The specification for this assignment was to create a basic 3D scene with mutliple objects, camera control, and various graphical effects under the title Mars in Fiction.
The scene had to be written in C++ and use OpenGL, and 'modern' OpenGL techniques that have been the standard since version 3, such as the use of vertex and fragment shaders, and vertex arrays.
Out of Date Documentation
This was by far the biggest issue I had while developing the scene. Our lectures were on the theory behind 2D and 3D graphics, covering algorithms, matrix mathematics, lighting models, and more. But we were given very little in the way of explained code samples, most of this we were expected to research ourselves.
The problem is that OpenGL changed significantly between versions 2 and 3, and becuase now the developer must deal with buffering data for the graphics hardware, and write code in the OpenGL Shading Language (GLSL), I think it has become considerably more difficult for beginners as so many new concepts need to be learnt for even the most basic applications.
Unfortunately when writing OpenGL applications, and googling for help on obscure error codes, much of the help is for version 2. This is often difficult, or impossible, to translate into the modern methods of using OpenGL.
There are some great resources for learning OpenGL, such as opengl-tutorial.org, but it's one of very few recent resources, so if you encounter problems, it can be very difficult to find more help.
The programming I've done in the past has rarely been tied so closely to the hardware. I wrote some code to run on an STM32 Primer2 last year, and that required being constantly aware of the hardware in the device and it's harsh limitations, but at least there was only one hardware standard across the several devices I used.
I spent a considerable amount of time working out the versions of OpenGL and GLSL that I was able to use on my computer, and that were available on the computer this would be marked on. Eventually I discovered after much trial and error, that I could use OpenGL 3.2 and GLSL 330 core. The process wasn't intuitive, and even finding out the version that I had on my computer was not easy with confliciting information online.
One of the most difficult things I found about this assignment was not using new APIs that involved terminology I didn't understand, or learning C++ which I had no previous experience with. It was deciding how to structure the application at a high level.
When I write a web application in Python, I would generally use Django, which would tell me where to put my view code, where to put templates, how to write URL schemes, and so on. Cocoa applications on Mac OS have a fairly well defined structure as well. But when dealing with OpenGL, which isn't object oriented in any way, it can be difficult to work out where particular parts of the code should go.

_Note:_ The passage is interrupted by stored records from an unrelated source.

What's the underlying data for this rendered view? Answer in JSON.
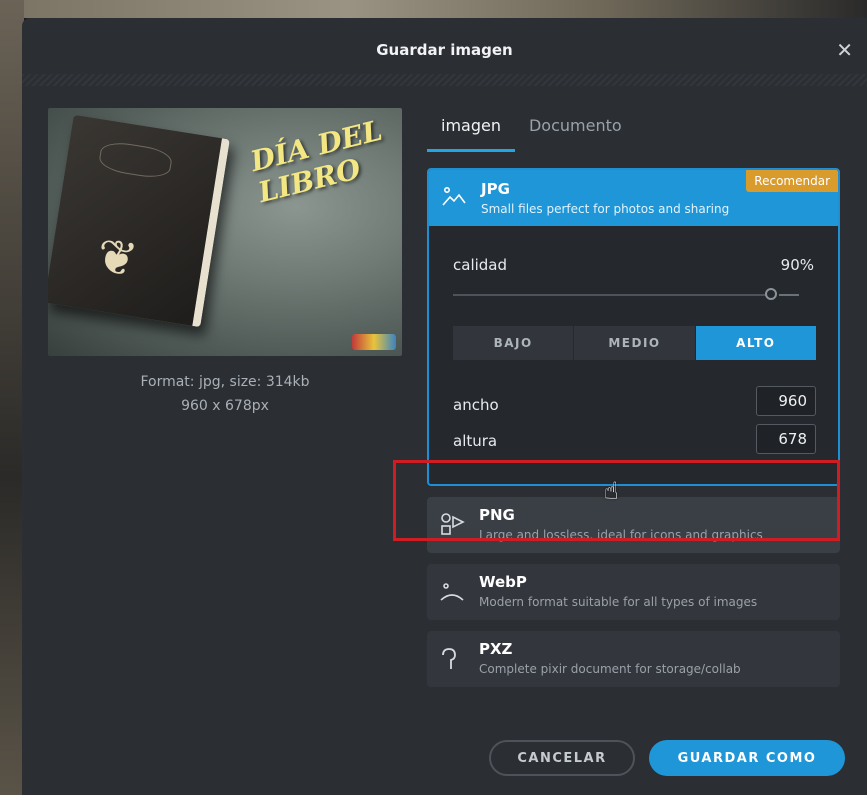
{
  "dialog": {
    "title": "Guardar imagen",
    "close_symbol": "✕"
  },
  "preview": {
    "image_title": "DÍA DEL LIBRO",
    "format_info": "Format: jpg, size: 314kb",
    "dimensions": "960 x 678px"
  },
  "tabs": [
    {
      "label": "imagen",
      "active": true
    },
    {
      "label": "Documento",
      "active": false
    }
  ],
  "formats": {
    "jpg": {
      "name": "JPG",
      "description": "Small files perfect for photos and sharing",
      "badge": "Recomendar",
      "icon": "photo-icon",
      "quality_label": "calidad",
      "quality_value": "90%",
      "quality_fraction": 0.9,
      "quality_presets": [
        "BAJO",
        "MEDIO",
        "ALTO"
      ],
      "active_preset": "ALTO",
      "width_label": "ancho",
      "width_value": "960",
      "height_label": "altura",
      "height_value": "678"
    },
    "png": {
      "name": "PNG",
      "description": "Large and lossless, ideal for icons and graphics",
      "icon": "shapes-icon"
    },
    "webp": {
      "name": "WebP",
      "description": "Modern format suitable for all types of images",
      "icon": "webp-icon"
    },
    "pxz": {
      "name": "PXZ",
      "description": "Complete pixir document for storage/collab",
      "icon": "pin-icon"
    }
  },
  "buttons": {
    "cancel": "CANCELAR",
    "save": "GUARDAR COMO"
  },
  "colors": {
    "accent": "#1f96d8",
    "badge": "#d99b2b",
    "highlight": "#cf1d24"
  }
}
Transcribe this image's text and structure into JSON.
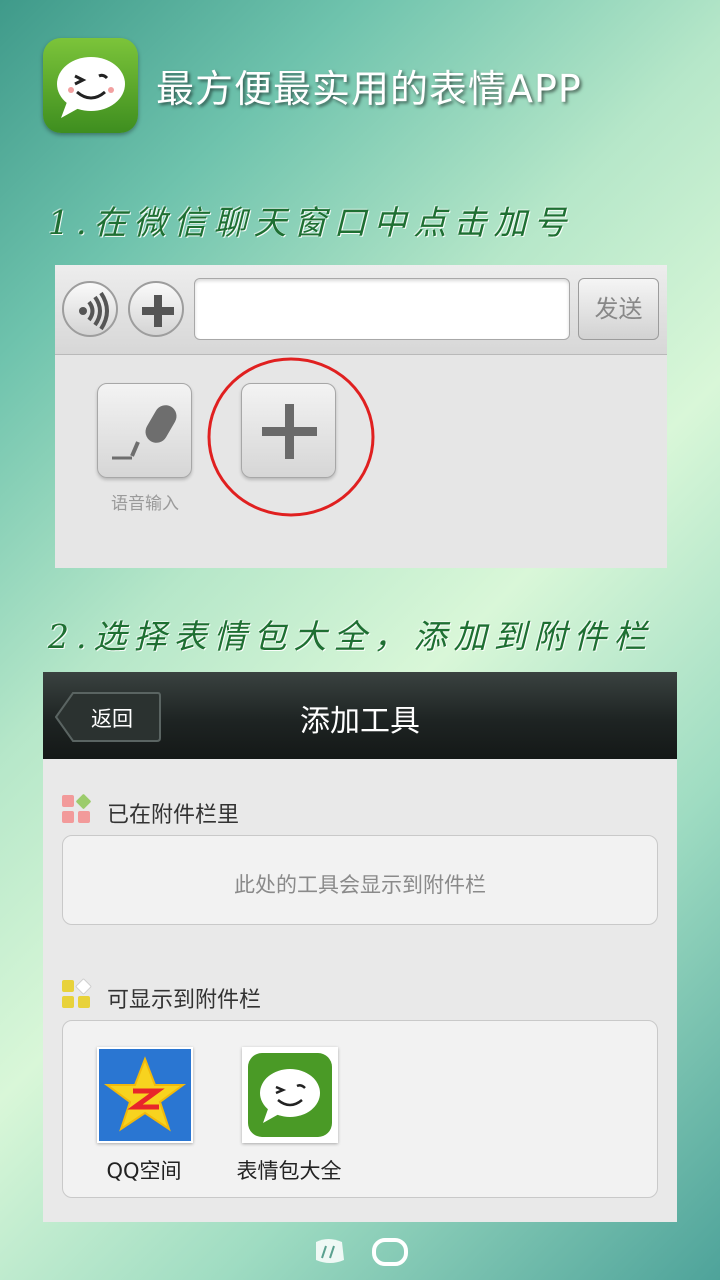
{
  "header": {
    "title": "最方便最实用的表情APP"
  },
  "steps": {
    "step1_caption": "1.在微信聊天窗口中点击加号",
    "step2_caption": "2.选择表情包大全，添加到附件栏"
  },
  "chat_panel": {
    "send_label": "发送",
    "input_value": "",
    "voice_input_label": "语音输入"
  },
  "add_tool_screen": {
    "back_label": "返回",
    "title": "添加工具",
    "section_in_attachment": {
      "heading": "已在附件栏里",
      "empty_hint": "此处的工具会显示到附件栏"
    },
    "section_available": {
      "heading": "可显示到附件栏",
      "items": [
        {
          "label": "QQ空间",
          "icon": "qzone-star-icon"
        },
        {
          "label": "表情包大全",
          "icon": "emoji-app-icon"
        }
      ]
    }
  },
  "colors": {
    "accent_green": "#4a9a26",
    "caption_green": "#1e6f32",
    "highlight_red": "#e02020"
  }
}
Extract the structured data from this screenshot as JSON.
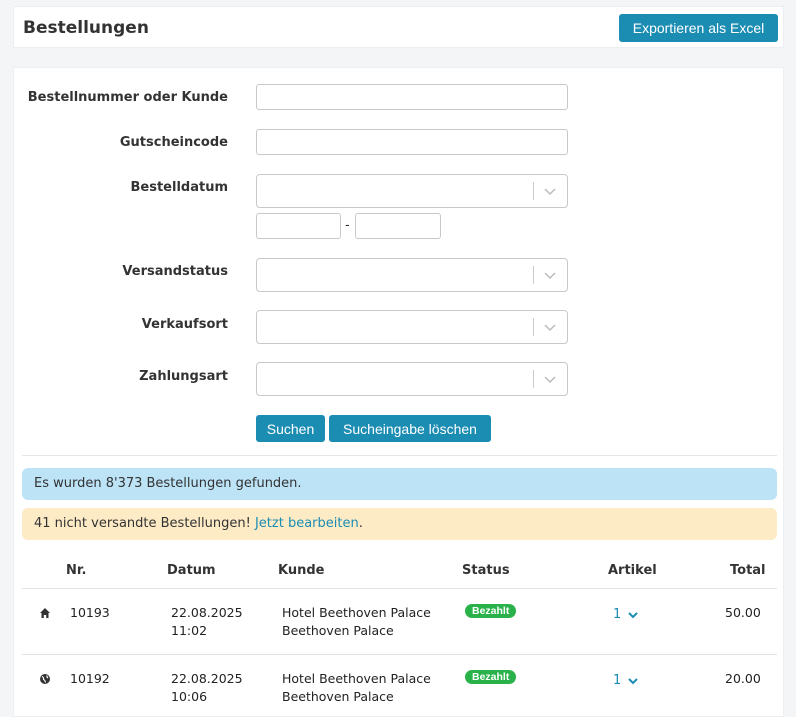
{
  "header": {
    "title": "Bestellungen",
    "export_label": "Exportieren als Excel"
  },
  "filters": {
    "order_label": "Bestellnummer oder Kunde",
    "coupon_label": "Gutscheincode",
    "date_label": "Bestelldatum",
    "date_separator": "-",
    "shipping_label": "Versandstatus",
    "salesplace_label": "Verkaufsort",
    "payment_label": "Zahlungsart",
    "search_label": "Suchen",
    "clear_label": "Sucheingabe löschen"
  },
  "alerts": {
    "found_text": "Es wurden 8'373 Bestellungen gefunden.",
    "unshipped_text": "41 nicht versandte Bestellungen! ",
    "unshipped_link": "Jetzt bearbeiten",
    "unshipped_suffix": "."
  },
  "table": {
    "headers": {
      "nr": "Nr.",
      "date": "Datum",
      "customer": "Kunde",
      "status": "Status",
      "articles": "Artikel",
      "total": "Total"
    },
    "rows": [
      {
        "icon": "home-icon",
        "nr": "10193",
        "date": "22.08.2025",
        "time": "11:02",
        "customer_line1": "Hotel Beethoven Palace",
        "customer_line2": "Beethoven Palace",
        "status": "Bezahlt",
        "articles": "1",
        "total": "50.00"
      },
      {
        "icon": "globe-icon",
        "nr": "10192",
        "date": "22.08.2025",
        "time": "10:06",
        "customer_line1": "Hotel Beethoven Palace",
        "customer_line2": "Beethoven Palace",
        "status": "Bezahlt",
        "articles": "1",
        "total": "20.00"
      }
    ]
  },
  "colors": {
    "accent": "#1b8cb2",
    "status_paid": "#29b24a",
    "info_bg": "#bde3f7",
    "warn_bg": "#fdebc6"
  }
}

Is it safe to buffer all the scene objects into graphics memory? Should objects be responsible for animating themselves? Do these variables need to be given to the shaders, and if so, how? These are all questions that seem quite daunting when writing the first few lines of code, because the structure may need to change significantly later on if one of them is wrong.
By the end of the assignment, I had ended up with a simple, but fairly capable mini framework for a lot of this. It's not perfect, but with a few hours to refactor some parts, and write code to dynamically load scenes and animations, it could be much better.
There is a need for a graphics framework. OpenGL provides a great API, but no hint about how an application should be structured. There are game engines out there that will do this, but I don't think the answer is to learn a game engine instead.
All that is really needed is a basic structure of probably no more than a dozen or so classes with basic scene object handling, shader setup, graphics pipeline and texturing. Possibly the most complex part that I think is desparately needed is handling for hardware compatibility – a way to abstract some of the main differences away from the graphics novice.
Most crucially though, the framework must be documented. Examples of how to show a textured cube, through to how to create a basic animated scene, would be very useful to many students and aspiring game developers.
Here's what my final scene looked like. It's very basic, but written to fulfil the assignment specification. I would have liked to spend more time making it nicer, perhaps with bump mapping, material loading, or smooth animation, but with exams coming in the next few weeks I unfortunately don't have enough time.